This study highlighted a new way in which tumour cells evade the immune response: by production of the ECM molecule tenascin-C, which can be used to switch TAM functionality. Further research is now needed to further dissect the heterogeneity within TAMs – that is to investigate what creates and defines ‘good’ vs ‘bad’ TAMs, in order to better understand which subtypes may be assisting cancers by protecting tumours. Through this, Kim hopes that tailored treatments can be created which target specific TAM subsets, rather all macrophages, which would potentially lead to safer and more effective anti-cancer drugs. Initial research through single cell sequencing by Kim and her team into this has shown that there are indeed many different types of TAMs, and they are now investigating the function and tractability of targeting each TAM subset.
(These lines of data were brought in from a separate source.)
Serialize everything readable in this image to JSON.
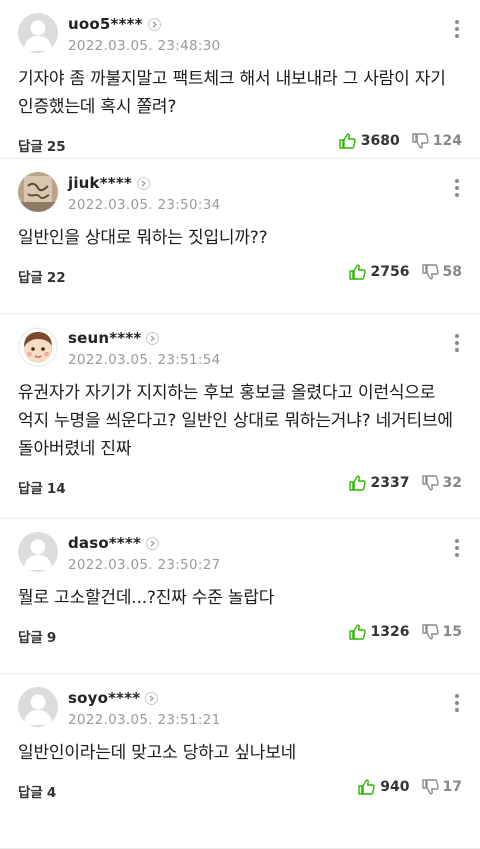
{
  "colors": {
    "like_icon": "#2db400",
    "dislike_icon": "#8c8c8c",
    "meta_text": "#9a9a9a"
  },
  "comments": [
    {
      "avatar": "default-person",
      "nickname": "uoo5****",
      "datetime": "2022.03.05. 23:48:30",
      "text": "기자야 좀 까불지말고 팩트체크 해서 내보내라 그 사람이 자기 인증했는데 혹시 쫄려?",
      "reply_label": "답글",
      "reply_count": "25",
      "likes": "3680",
      "dislikes": "124"
    },
    {
      "avatar": "photo",
      "nickname": "jiuk****",
      "datetime": "2022.03.05. 23:50:34",
      "text": "일반인을 상대로 뭐하는 짓입니까??",
      "reply_label": "답글",
      "reply_count": "22",
      "likes": "2756",
      "dislikes": "58"
    },
    {
      "avatar": "cartoon-face",
      "nickname": "seun****",
      "datetime": "2022.03.05. 23:51:54",
      "text": "유권자가 자기가 지지하는 후보 홍보글 올렸다고 이런식으로 억지 누명을 씌운다고? 일반인 상대로 뭐하는거냐? 네거티브에 돌아버렸네 진짜",
      "reply_label": "답글",
      "reply_count": "14",
      "likes": "2337",
      "dislikes": "32"
    },
    {
      "avatar": "default-person",
      "nickname": "daso****",
      "datetime": "2022.03.05. 23:50:27",
      "text": "뭘로 고소할건데...?진짜 수준 놀랍다",
      "reply_label": "답글",
      "reply_count": "9",
      "likes": "1326",
      "dislikes": "15"
    },
    {
      "avatar": "default-person",
      "nickname": "soyo****",
      "datetime": "2022.03.05. 23:51:21",
      "text": "일반인이라는데 맞고소 당하고 싶나보네",
      "reply_label": "답글",
      "reply_count": "4",
      "likes": "940",
      "dislikes": "17"
    }
  ]
}
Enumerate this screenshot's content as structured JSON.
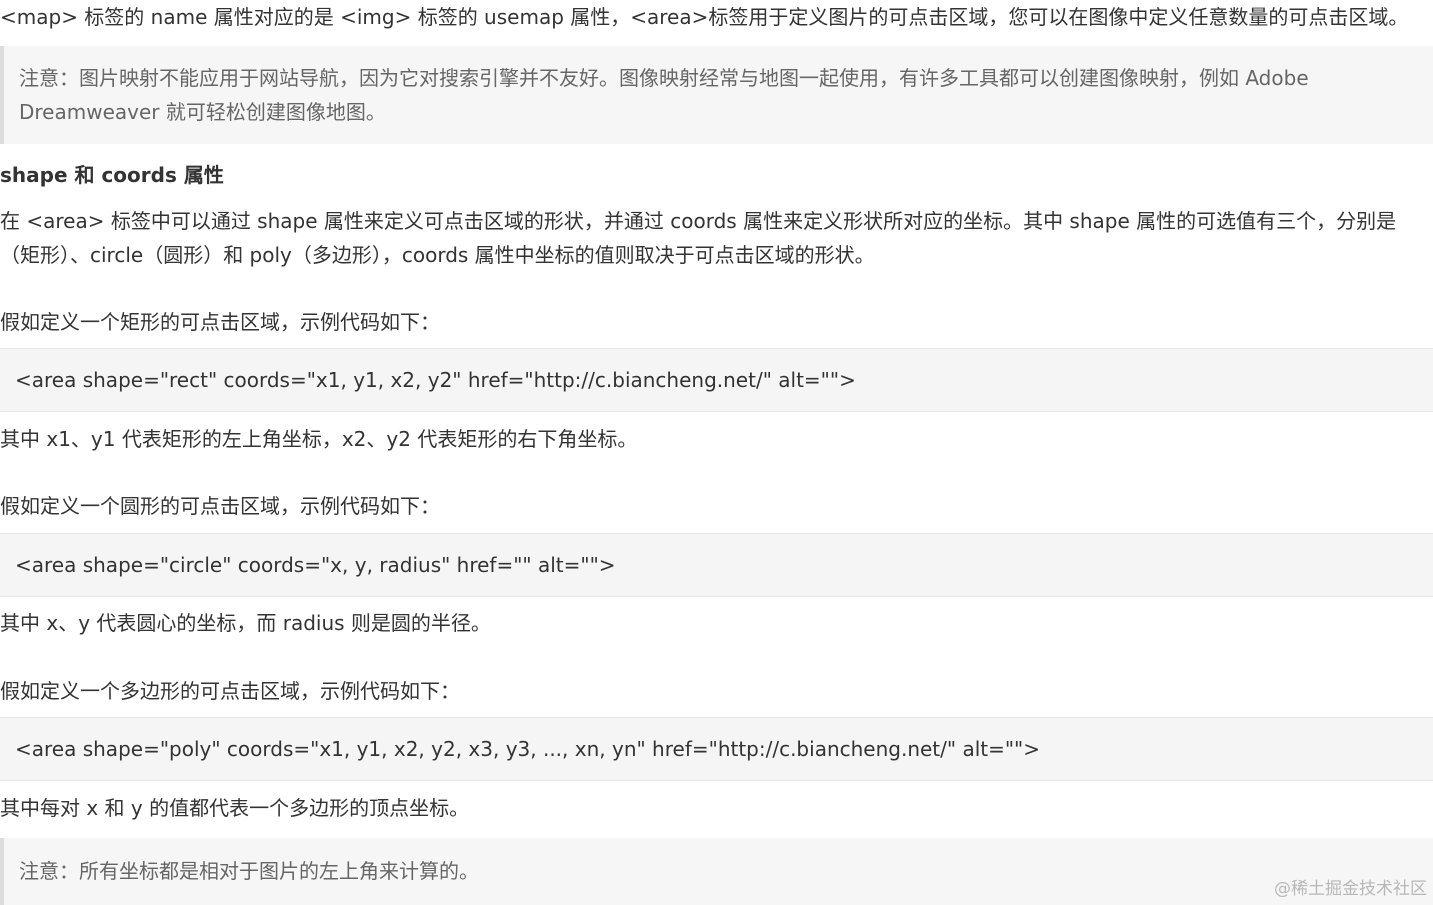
{
  "intro": {
    "line1": "<map> 标签的 name 属性对应的是 <img> 标签的 usemap 属性，<area>标签用于定义图片的可点击区域，您可以在图像中定义任意数量的可点击区域。"
  },
  "note1": {
    "line1": "注意：图片映射不能应用于网站导航，因为它对搜索引擎并不友好。图像映射经常与地图一起使用，有许多工具都可以创建图像映射，例如 Adobe",
    "line2": "Dreamweaver 就可轻松创建图像地图。"
  },
  "section": {
    "heading": "shape 和 coords 属性",
    "para_line1": "在 <area> 标签中可以通过 shape 属性来定义可点击区域的形状，并通过 coords 属性来定义形状所对应的坐标。其中 shape 属性的可选值有三个，分别是",
    "para_line2": "（矩形）、circle（圆形）和 poly（多边形），coords 属性中坐标的值则取决于可点击区域的形状。"
  },
  "rect": {
    "intro": "假如定义一个矩形的可点击区域，示例代码如下：",
    "code": "<area shape=\"rect\" coords=\"x1, y1, x2, y2\" href=\"http://c.biancheng.net/\" alt=\"\">",
    "explain": "其中 x1、y1 代表矩形的左上角坐标，x2、y2 代表矩形的右下角坐标。"
  },
  "circle": {
    "intro": "假如定义一个圆形的可点击区域，示例代码如下：",
    "code": "<area shape=\"circle\" coords=\"x, y, radius\" href=\"\" alt=\"\">",
    "explain": "其中 x、y 代表圆心的坐标，而 radius 则是圆的半径。"
  },
  "poly": {
    "intro": "假如定义一个多边形的可点击区域，示例代码如下：",
    "code": "<area shape=\"poly\" coords=\"x1, y1, x2, y2, x3, y3, ..., xn, yn\" href=\"http://c.biancheng.net/\" alt=\"\">",
    "explain": "其中每对 x 和 y 的值都代表一个多边形的顶点坐标。"
  },
  "note2": {
    "line1": "注意：所有坐标都是相对于图片的左上角来计算的。"
  },
  "watermark": "@稀土掘金技术社区"
}
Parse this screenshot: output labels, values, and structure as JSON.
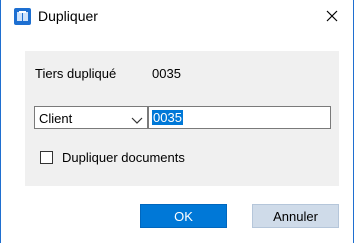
{
  "window": {
    "title": "Dupliquer",
    "app_icon": "app-dialog-icon",
    "close_icon": "close-icon"
  },
  "form": {
    "tiers_label": "Tiers dupliqué",
    "tiers_value": "0035",
    "type_select": {
      "selected": "Client",
      "icon": "chevron-down-icon"
    },
    "code_input": {
      "value": "0035",
      "selected": true
    },
    "duplicate_documents": {
      "label": "Dupliquer documents",
      "checked": false
    }
  },
  "buttons": {
    "ok_label": "OK",
    "cancel_label": "Annuler"
  },
  "colors": {
    "accent": "#0078d7",
    "panel": "#f0f0f0",
    "window_border": "#1f6fd0"
  }
}
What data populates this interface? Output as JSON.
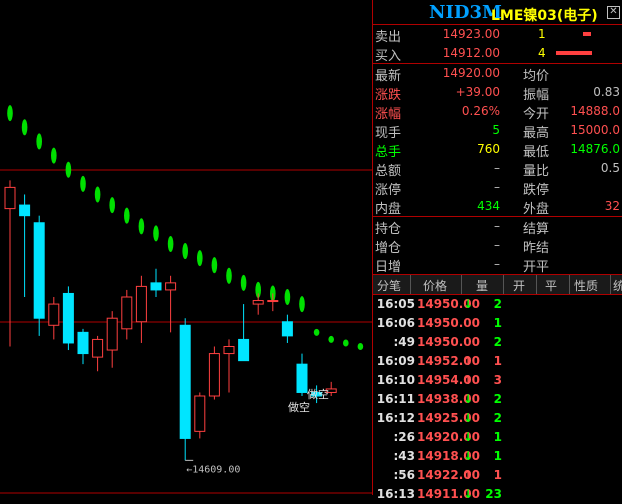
{
  "colors": {
    "up": "#ff5050",
    "down": "#00ff00",
    "accent": "#00a0ff",
    "grid": "#b00000"
  },
  "header": {
    "code": "NID3M",
    "name": "LME镍03(电子)",
    "close_icon": "close-icon"
  },
  "orderbook": {
    "sell": {
      "label": "卖出",
      "price": "14923.00",
      "qty": "1"
    },
    "buy": {
      "label": "买入",
      "price": "14912.00",
      "qty": "4"
    }
  },
  "quote": {
    "latest": {
      "label": "最新",
      "value": "14920.00"
    },
    "avg": {
      "label": "均价",
      "value": ""
    },
    "change": {
      "label": "涨跌",
      "value": "+39.00"
    },
    "amplitude": {
      "label": "振幅",
      "value": "0.83"
    },
    "change_pct": {
      "label": "涨幅",
      "value": "0.26%"
    },
    "open": {
      "label": "今开",
      "value": "14888.0"
    },
    "last_vol": {
      "label": "现手",
      "value": "5"
    },
    "high": {
      "label": "最高",
      "value": "15000.0"
    },
    "total_vol": {
      "label": "总手",
      "value": "760"
    },
    "low": {
      "label": "最低",
      "value": "14876.0"
    },
    "turnover": {
      "label": "总额",
      "value": "–"
    },
    "vol_ratio": {
      "label": "量比",
      "value": "0.5"
    },
    "limit_up": {
      "label": "涨停",
      "value": "–"
    },
    "limit_down": {
      "label": "跌停",
      "value": ""
    },
    "inner": {
      "label": "内盘",
      "value": "434"
    },
    "outer": {
      "label": "外盘",
      "value": "32"
    },
    "open_int": {
      "label": "持仓",
      "value": "–"
    },
    "settle": {
      "label": "结算",
      "value": ""
    },
    "oi_change": {
      "label": "增仓",
      "value": "–"
    },
    "prev_settle": {
      "label": "昨结",
      "value": ""
    },
    "daily_add": {
      "label": "日增",
      "value": "–"
    },
    "open_flat": {
      "label": "开平",
      "value": ""
    }
  },
  "ticks": {
    "headers": [
      "分笔",
      "价格",
      "量",
      "开",
      "平",
      "性质",
      "统"
    ],
    "rows": [
      {
        "time": "16:05",
        "price": "14950.00",
        "dir": "down",
        "qty": "2"
      },
      {
        "time": "16:06",
        "price": "14950.00",
        "dir": "",
        "qty": "1"
      },
      {
        "time": ":49",
        "price": "14950.00",
        "dir": "",
        "qty": "2"
      },
      {
        "time": "16:09",
        "price": "14952.00",
        "dir": "up",
        "qty": "1"
      },
      {
        "time": "16:10",
        "price": "14954.00",
        "dir": "up",
        "qty": "3"
      },
      {
        "time": "16:11",
        "price": "14938.00",
        "dir": "down",
        "qty": "2"
      },
      {
        "time": "16:12",
        "price": "14925.00",
        "dir": "down",
        "qty": "2"
      },
      {
        "time": ":26",
        "price": "14920.00",
        "dir": "down",
        "qty": "1"
      },
      {
        "time": ":43",
        "price": "14918.00",
        "dir": "down",
        "qty": "1"
      },
      {
        "time": ":56",
        "price": "14922.00",
        "dir": "up",
        "qty": "1"
      },
      {
        "time": "16:13",
        "price": "14911.00",
        "dir": "down",
        "qty": "23"
      }
    ]
  },
  "chart_data": {
    "type": "candlestick",
    "low_label": "←14609.00",
    "annotations": [
      "做空",
      "做空"
    ],
    "candles": [
      {
        "o": 14965,
        "c": 14995,
        "h": 15005,
        "l": 14770
      },
      {
        "o": 14970,
        "c": 14955,
        "h": 14985,
        "l": 14840
      },
      {
        "o": 14945,
        "c": 14810,
        "h": 14955,
        "l": 14785
      },
      {
        "o": 14800,
        "c": 14830,
        "h": 14840,
        "l": 14780
      },
      {
        "o": 14845,
        "c": 14775,
        "h": 14855,
        "l": 14765
      },
      {
        "o": 14790,
        "c": 14760,
        "h": 14795,
        "l": 14745
      },
      {
        "o": 14755,
        "c": 14780,
        "h": 14785,
        "l": 14735
      },
      {
        "o": 14765,
        "c": 14810,
        "h": 14820,
        "l": 14740
      },
      {
        "o": 14795,
        "c": 14840,
        "h": 14850,
        "l": 14780
      },
      {
        "o": 14805,
        "c": 14855,
        "h": 14870,
        "l": 14775
      },
      {
        "o": 14860,
        "c": 14850,
        "h": 14880,
        "l": 14840
      },
      {
        "o": 14850,
        "c": 14860,
        "h": 14870,
        "l": 14790
      },
      {
        "o": 14800,
        "c": 14640,
        "h": 14810,
        "l": 14609
      },
      {
        "o": 14650,
        "c": 14700,
        "h": 14705,
        "l": 14640
      },
      {
        "o": 14700,
        "c": 14760,
        "h": 14770,
        "l": 14695
      },
      {
        "o": 14760,
        "c": 14770,
        "h": 14780,
        "l": 14705
      },
      {
        "o": 14780,
        "c": 14750,
        "h": 14830,
        "l": 14750
      },
      {
        "o": 14830,
        "c": 14835,
        "h": 14845,
        "l": 14815
      },
      {
        "o": 14835,
        "c": 14835,
        "h": 14845,
        "l": 14820
      },
      {
        "o": 14805,
        "c": 14785,
        "h": 14815,
        "l": 14775
      },
      {
        "o": 14745,
        "c": 14705,
        "h": 14760,
        "l": 14700
      },
      {
        "o": 14705,
        "c": 14700,
        "h": 14715,
        "l": 14690
      },
      {
        "o": 14705,
        "c": 14710,
        "h": 14720,
        "l": 14700
      }
    ],
    "stop_dots": [
      15100,
      15080,
      15060,
      15040,
      15020,
      15000,
      14985,
      14970,
      14955,
      14940,
      14930,
      14915,
      14905,
      14895,
      14885,
      14870,
      14860,
      14850,
      14845,
      14840,
      14830,
      14790,
      14780,
      14775,
      14770
    ],
    "ylim": [
      14560,
      15260
    ]
  }
}
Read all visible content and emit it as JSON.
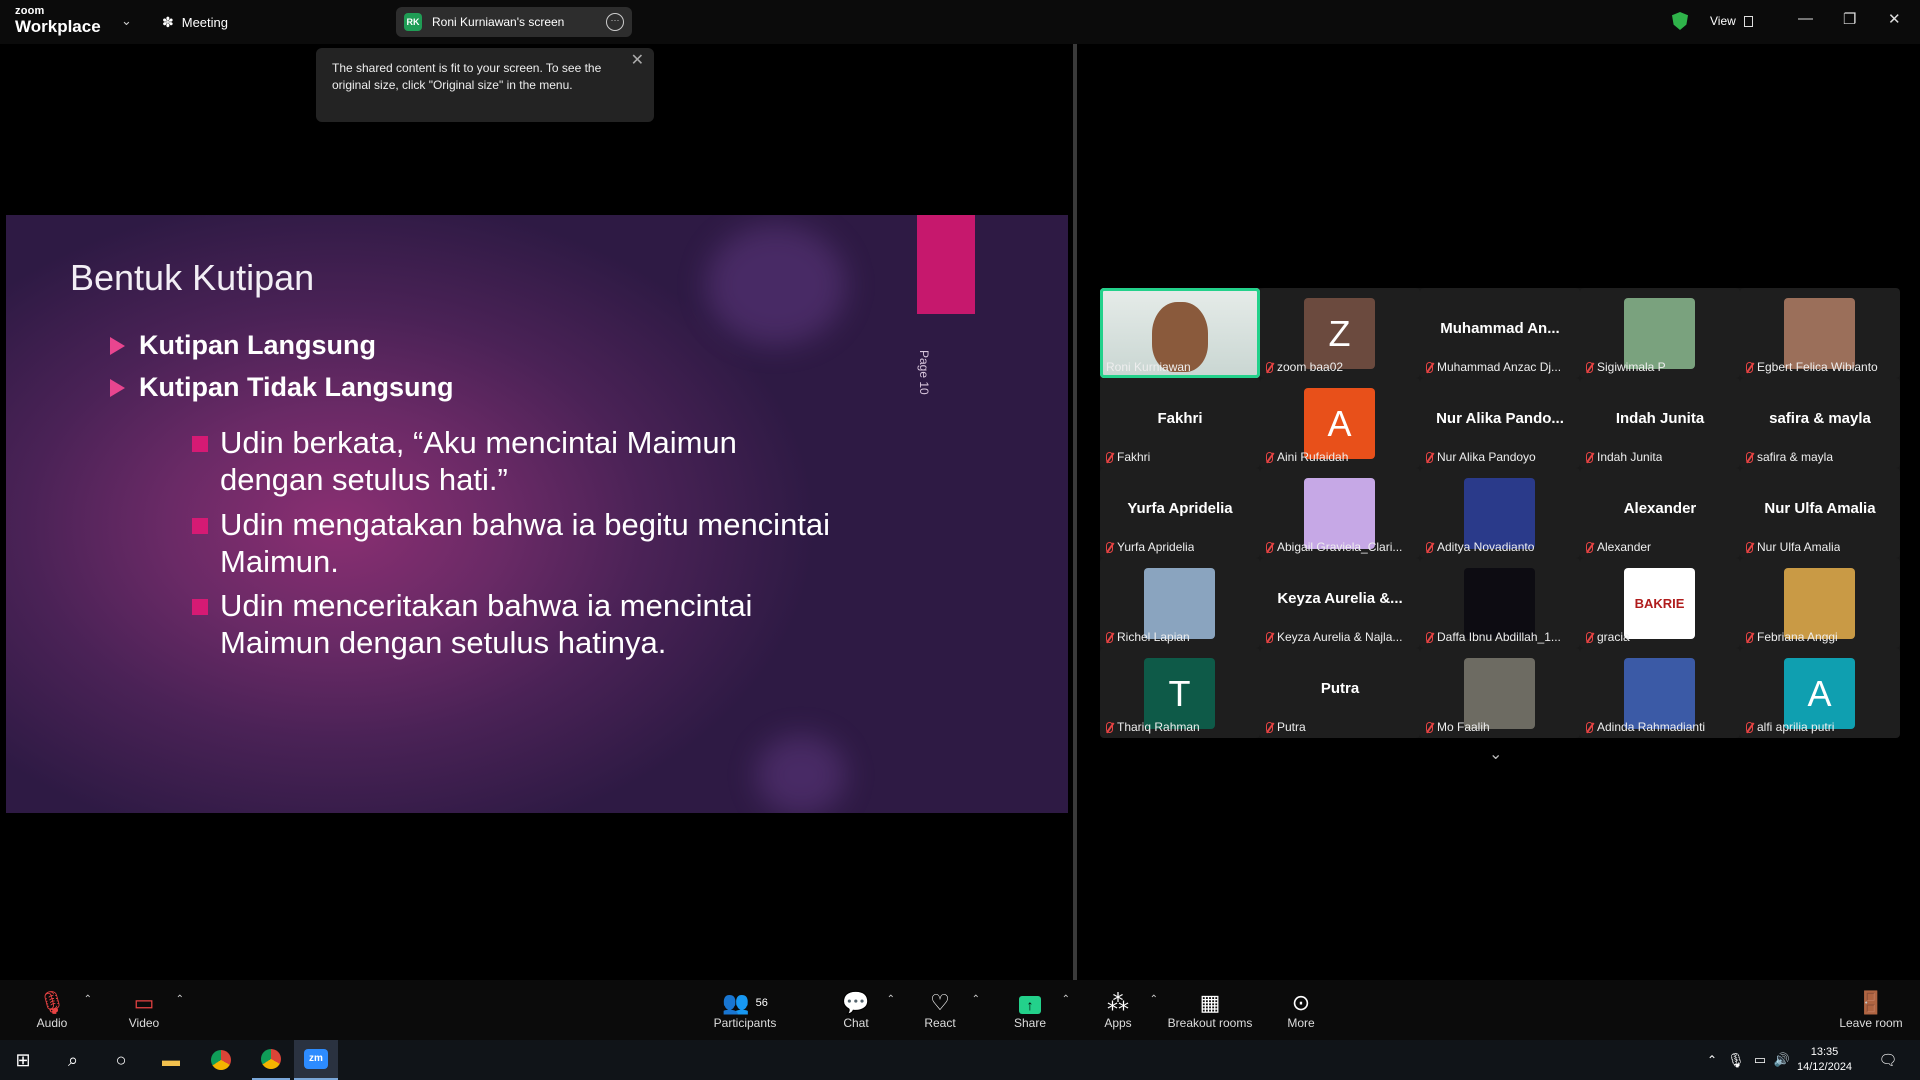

About this research
Prof Kim Midwood is a Professor of Matrix Biology at the Kennedy Institute of Rheumatology. On top of the establishment of Matrix Immunology groups in Oxford and Imperial College London, she founded the BioTech company Nascient Ltd, which has developed anti–tenascin C antibodies that have applications in benefiting patients with rheumatoid arthritis.
Her research focuses on how changes in the extracellular matrix affect cellular signalling pathways in inflammatory diseases including arthritis, fibrosis and cancer.
This work was supported by grants from Worldwide Cancer Research, the Medical Research Council, Nascient Ltd., the Kennedy Trust for Rheumatology Research, the Austrian Science Fund, and the Institut National contre le Cancer.